▶ WHAT IS NEEDED
All of the entries are to be repeated exactly, with no pictures included.
= = = = =
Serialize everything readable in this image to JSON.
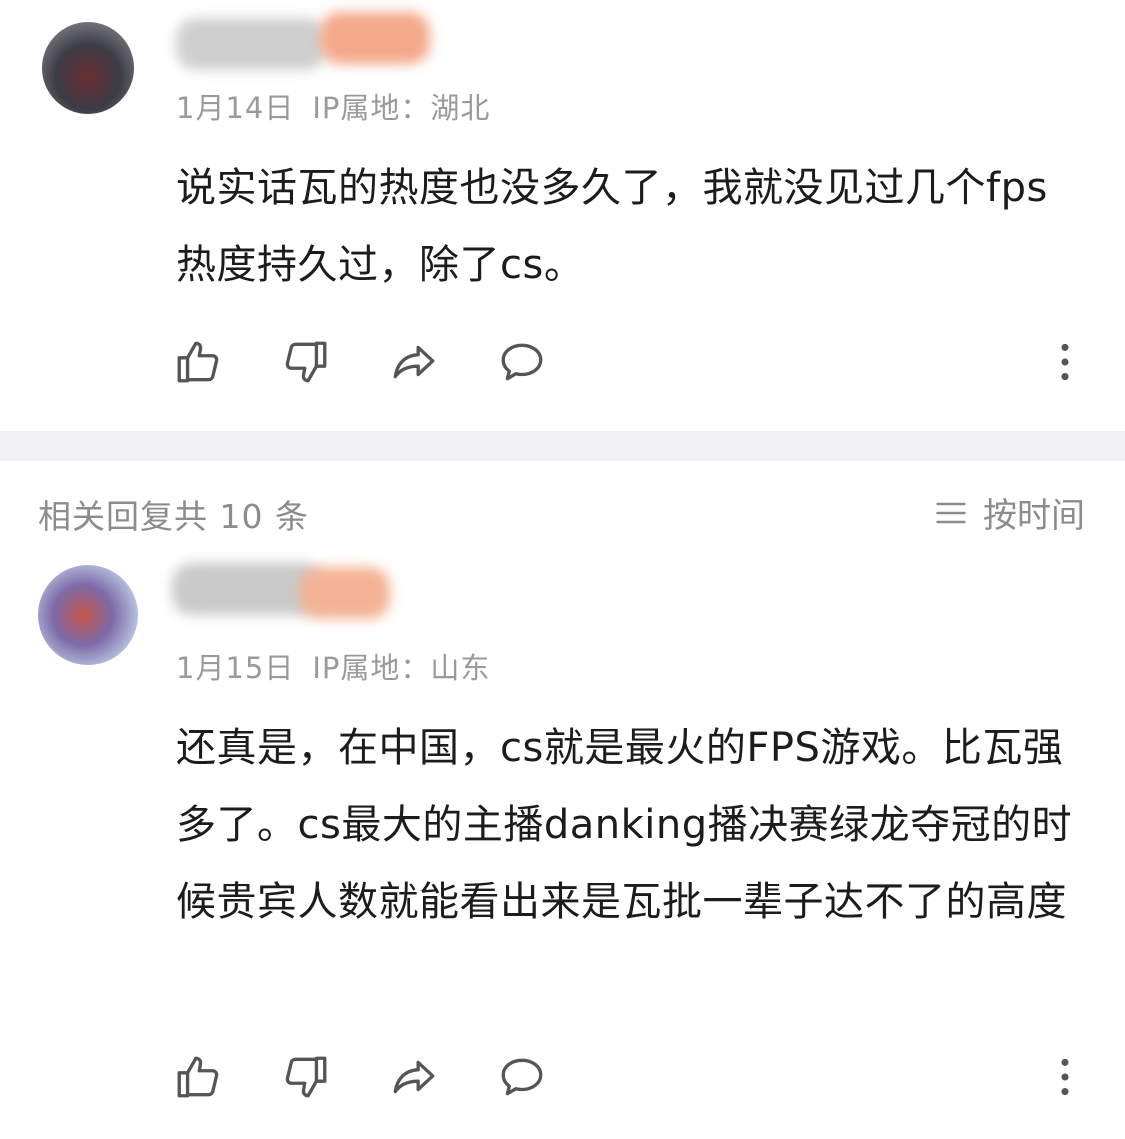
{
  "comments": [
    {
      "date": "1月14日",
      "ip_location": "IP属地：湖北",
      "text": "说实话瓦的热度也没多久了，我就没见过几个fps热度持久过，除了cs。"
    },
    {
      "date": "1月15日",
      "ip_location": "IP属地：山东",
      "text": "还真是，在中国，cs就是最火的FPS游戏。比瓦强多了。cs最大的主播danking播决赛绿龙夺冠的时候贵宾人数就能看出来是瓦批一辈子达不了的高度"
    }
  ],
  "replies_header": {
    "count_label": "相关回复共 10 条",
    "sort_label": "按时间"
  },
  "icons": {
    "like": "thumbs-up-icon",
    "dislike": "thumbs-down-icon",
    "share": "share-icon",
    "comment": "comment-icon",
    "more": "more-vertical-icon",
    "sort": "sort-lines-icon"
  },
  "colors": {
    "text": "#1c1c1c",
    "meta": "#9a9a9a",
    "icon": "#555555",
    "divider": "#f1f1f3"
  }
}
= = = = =
▶ TASK OUTPUT
Serialize everything readable in this image to JSON.
{
  "comments": [
    {
      "date": "1月14日",
      "ip_location": "IP属地：湖北",
      "text": "说实话瓦的热度也没多久了，我就没见过几个fps热度持久过，除了cs。"
    },
    {
      "date": "1月15日",
      "ip_location": "IP属地：山东",
      "text": "还真是，在中国，cs就是最火的FPS游戏。比瓦强多了。cs最大的主播danking播决赛绿龙夺冠的时候贵宾人数就能看出来是瓦批一辈子达不了的高度"
    }
  ],
  "replies_header": {
    "count_label": "相关回复共 10 条",
    "sort_label": "按时间"
  },
  "icons": {
    "like": "thumbs-up-icon",
    "dislike": "thumbs-down-icon",
    "share": "share-icon",
    "comment": "comment-icon",
    "more": "more-vertical-icon",
    "sort": "sort-lines-icon"
  },
  "colors": {
    "text": "#1c1c1c",
    "meta": "#9a9a9a",
    "icon": "#555555",
    "divider": "#f1f1f3"
  }
}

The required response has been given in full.